EXERCISE DATA START

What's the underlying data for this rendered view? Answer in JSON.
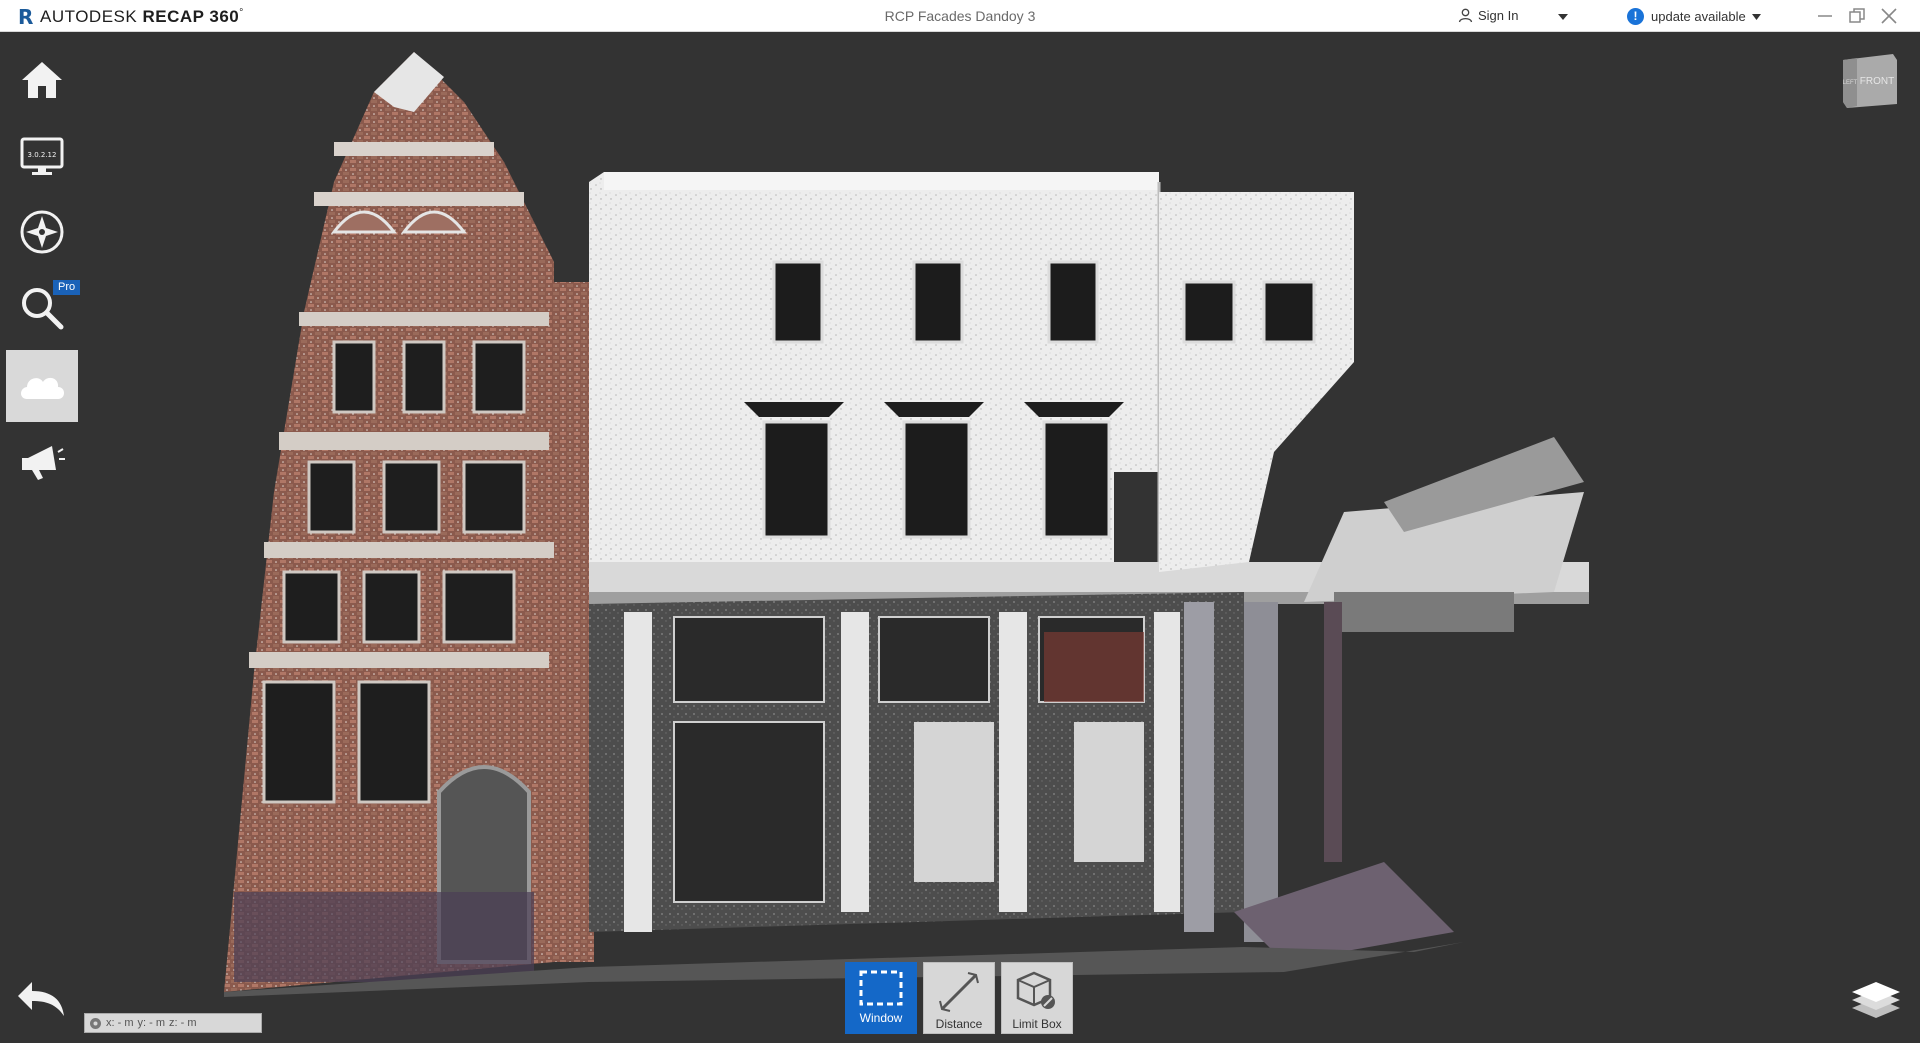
{
  "app": {
    "brand_prefix": "AUTODESK",
    "brand_product": "RECAP 360",
    "brand_mark": "°",
    "document_title": "RCP Facades Dandoy 3"
  },
  "header": {
    "signin_label": "Sign In",
    "update_label": "update available",
    "update_icon_text": "!"
  },
  "sidebar": {
    "items": [
      {
        "name": "home",
        "icon": "home-icon"
      },
      {
        "name": "display",
        "icon": "monitor-icon",
        "icon_text": "3.0.2.12"
      },
      {
        "name": "navigation",
        "icon": "compass-icon"
      },
      {
        "name": "search",
        "icon": "search-icon",
        "badge": "Pro"
      },
      {
        "name": "cloud",
        "icon": "cloud-icon",
        "active": true
      },
      {
        "name": "announce",
        "icon": "megaphone-icon"
      }
    ]
  },
  "viewcube": {
    "face_label": "FRONT",
    "side_label": "LEFT"
  },
  "tools": [
    {
      "label": "Window",
      "icon": "window-select-icon",
      "active": true
    },
    {
      "label": "Distance",
      "icon": "distance-icon",
      "active": false
    },
    {
      "label": "Limit Box",
      "icon": "limit-box-icon",
      "active": false
    }
  ],
  "coords": {
    "x": "x: - m",
    "y": "y: - m",
    "z": "z: - m"
  },
  "colors": {
    "accent": "#1468c8",
    "background": "#333333",
    "titlebar": "#ffffff"
  }
}
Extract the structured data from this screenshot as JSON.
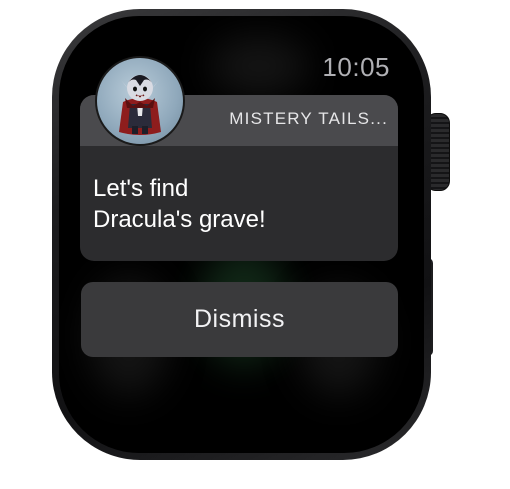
{
  "status": {
    "time": "10:05"
  },
  "notification": {
    "app_name": "MISTERY TAILS...",
    "app_icon": "vampire-dracula-icon",
    "message_line1": "Let's find",
    "message_line2": "Dracula's grave!"
  },
  "actions": {
    "dismiss_label": "Dismiss"
  },
  "colors": {
    "screen_bg": "#000000",
    "card_bg": "#2c2c2e",
    "card_header_bg": "#4a4a4d",
    "button_bg": "#3a3a3c",
    "time_text": "#b0b0b4"
  }
}
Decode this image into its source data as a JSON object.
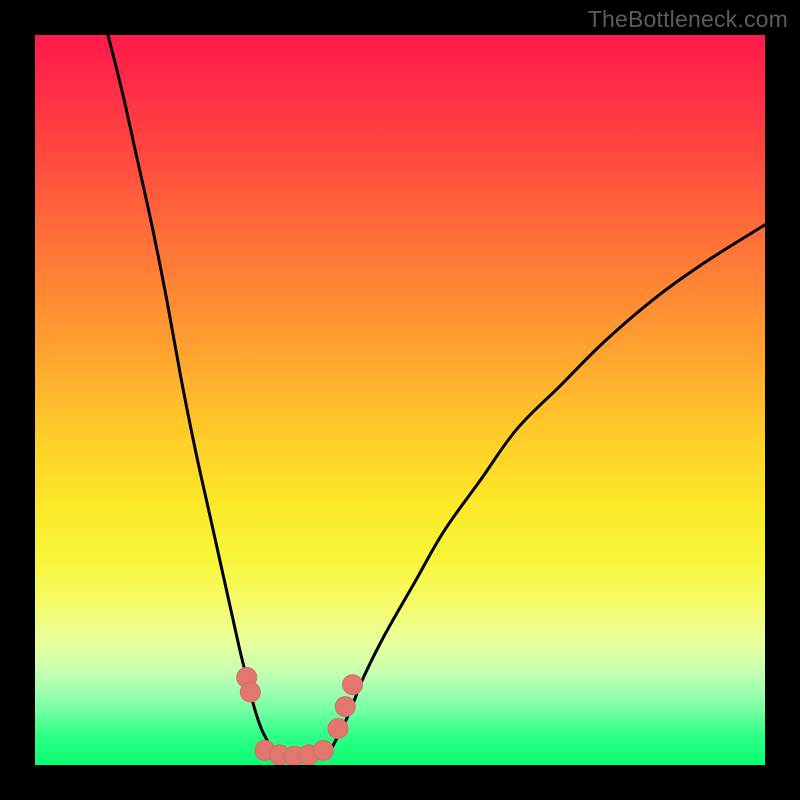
{
  "watermark": "TheBottleneck.com",
  "colors": {
    "background_frame": "#000000",
    "gradient_top": "#ff1a4b",
    "gradient_bottom": "#0aff72",
    "curve_stroke": "#000000",
    "marker_fill": "#e2776f",
    "marker_stroke": "#d96a62"
  },
  "chart_data": {
    "type": "line",
    "title": "",
    "xlabel": "",
    "ylabel": "",
    "xlim": [
      0,
      100
    ],
    "ylim": [
      0,
      100
    ],
    "series": [
      {
        "name": "left-curve",
        "x": [
          10,
          12,
          14,
          16,
          18,
          20,
          22,
          24,
          26,
          28,
          29,
          30,
          31,
          32,
          33
        ],
        "y": [
          100,
          92,
          83,
          74,
          64,
          53,
          43,
          34,
          25,
          16,
          12,
          8,
          5,
          3,
          1
        ]
      },
      {
        "name": "right-curve",
        "x": [
          40,
          41,
          43,
          45,
          48,
          52,
          56,
          61,
          66,
          72,
          78,
          85,
          92,
          100
        ],
        "y": [
          1,
          3,
          7,
          12,
          18,
          25,
          32,
          39,
          46,
          52,
          58,
          64,
          69,
          74
        ]
      },
      {
        "name": "floor-segment",
        "x": [
          31,
          40
        ],
        "y": [
          1,
          1
        ]
      }
    ],
    "markers": [
      {
        "name": "left-dot-1",
        "x": 29.0,
        "y": 12
      },
      {
        "name": "left-dot-2",
        "x": 29.5,
        "y": 10
      },
      {
        "name": "floor-dot-1",
        "x": 31.5,
        "y": 2.0
      },
      {
        "name": "floor-dot-2",
        "x": 33.5,
        "y": 1.4
      },
      {
        "name": "floor-dot-3",
        "x": 35.5,
        "y": 1.2
      },
      {
        "name": "floor-dot-4",
        "x": 37.5,
        "y": 1.4
      },
      {
        "name": "floor-dot-5",
        "x": 39.5,
        "y": 2.0
      },
      {
        "name": "right-dot-1",
        "x": 41.5,
        "y": 5
      },
      {
        "name": "right-dot-2",
        "x": 42.5,
        "y": 8
      },
      {
        "name": "right-dot-3",
        "x": 43.5,
        "y": 11
      }
    ]
  }
}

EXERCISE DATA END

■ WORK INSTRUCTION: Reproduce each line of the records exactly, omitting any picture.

■ OUTPUT BELOW:
What's the underlying data for this rendered view? Answer in JSON.
{
  "app": {
    "brand_prefix": "AUTODESK",
    "brand_product": "RECAP 360",
    "brand_mark": "°",
    "document_title": "RCP Facades Dandoy 3"
  },
  "header": {
    "signin_label": "Sign In",
    "update_label": "update available",
    "update_icon_text": "!"
  },
  "sidebar": {
    "items": [
      {
        "name": "home",
        "icon": "home-icon"
      },
      {
        "name": "display",
        "icon": "monitor-icon",
        "icon_text": "3.0.2.12"
      },
      {
        "name": "navigation",
        "icon": "compass-icon"
      },
      {
        "name": "search",
        "icon": "search-icon",
        "badge": "Pro"
      },
      {
        "name": "cloud",
        "icon": "cloud-icon",
        "active": true
      },
      {
        "name": "announce",
        "icon": "megaphone-icon"
      }
    ]
  },
  "viewcube": {
    "face_label": "FRONT",
    "side_label": "LEFT"
  },
  "tools": [
    {
      "label": "Window",
      "icon": "window-select-icon",
      "active": true
    },
    {
      "label": "Distance",
      "icon": "distance-icon",
      "active": false
    },
    {
      "label": "Limit Box",
      "icon": "limit-box-icon",
      "active": false
    }
  ],
  "coords": {
    "x": "x: - m",
    "y": "y: - m",
    "z": "z: - m"
  },
  "colors": {
    "accent": "#1468c8",
    "background": "#333333",
    "titlebar": "#ffffff"
  }
}
Extract the structured data from this screenshot as JSON.
{
  "status": {
    "time": "10:05"
  },
  "notification": {
    "app_name": "MISTERY TAILS...",
    "app_icon": "vampire-dracula-icon",
    "message_line1": "Let's find",
    "message_line2": "Dracula's grave!"
  },
  "actions": {
    "dismiss_label": "Dismiss"
  },
  "colors": {
    "screen_bg": "#000000",
    "card_bg": "#2c2c2e",
    "card_header_bg": "#4a4a4d",
    "button_bg": "#3a3a3c",
    "time_text": "#b0b0b4"
  }
}
Decode this image into its source data as a JSON object.
{
  "watermark": "TheBottleneck.com",
  "colors": {
    "background_frame": "#000000",
    "gradient_top": "#ff1a4b",
    "gradient_bottom": "#0aff72",
    "curve_stroke": "#000000",
    "marker_fill": "#e2776f",
    "marker_stroke": "#d96a62"
  },
  "chart_data": {
    "type": "line",
    "title": "",
    "xlabel": "",
    "ylabel": "",
    "xlim": [
      0,
      100
    ],
    "ylim": [
      0,
      100
    ],
    "series": [
      {
        "name": "left-curve",
        "x": [
          10,
          12,
          14,
          16,
          18,
          20,
          22,
          24,
          26,
          28,
          29,
          30,
          31,
          32,
          33
        ],
        "y": [
          100,
          92,
          83,
          74,
          64,
          53,
          43,
          34,
          25,
          16,
          12,
          8,
          5,
          3,
          1
        ]
      },
      {
        "name": "right-curve",
        "x": [
          40,
          41,
          43,
          45,
          48,
          52,
          56,
          61,
          66,
          72,
          78,
          85,
          92,
          100
        ],
        "y": [
          1,
          3,
          7,
          12,
          18,
          25,
          32,
          39,
          46,
          52,
          58,
          64,
          69,
          74
        ]
      },
      {
        "name": "floor-segment",
        "x": [
          31,
          40
        ],
        "y": [
          1,
          1
        ]
      }
    ],
    "markers": [
      {
        "name": "left-dot-1",
        "x": 29.0,
        "y": 12
      },
      {
        "name": "left-dot-2",
        "x": 29.5,
        "y": 10
      },
      {
        "name": "floor-dot-1",
        "x": 31.5,
        "y": 2.0
      },
      {
        "name": "floor-dot-2",
        "x": 33.5,
        "y": 1.4
      },
      {
        "name": "floor-dot-3",
        "x": 35.5,
        "y": 1.2
      },
      {
        "name": "floor-dot-4",
        "x": 37.5,
        "y": 1.4
      },
      {
        "name": "floor-dot-5",
        "x": 39.5,
        "y": 2.0
      },
      {
        "name": "right-dot-1",
        "x": 41.5,
        "y": 5
      },
      {
        "name": "right-dot-2",
        "x": 42.5,
        "y": 8
      },
      {
        "name": "right-dot-3",
        "x": 43.5,
        "y": 11
      }
    ]
  }
}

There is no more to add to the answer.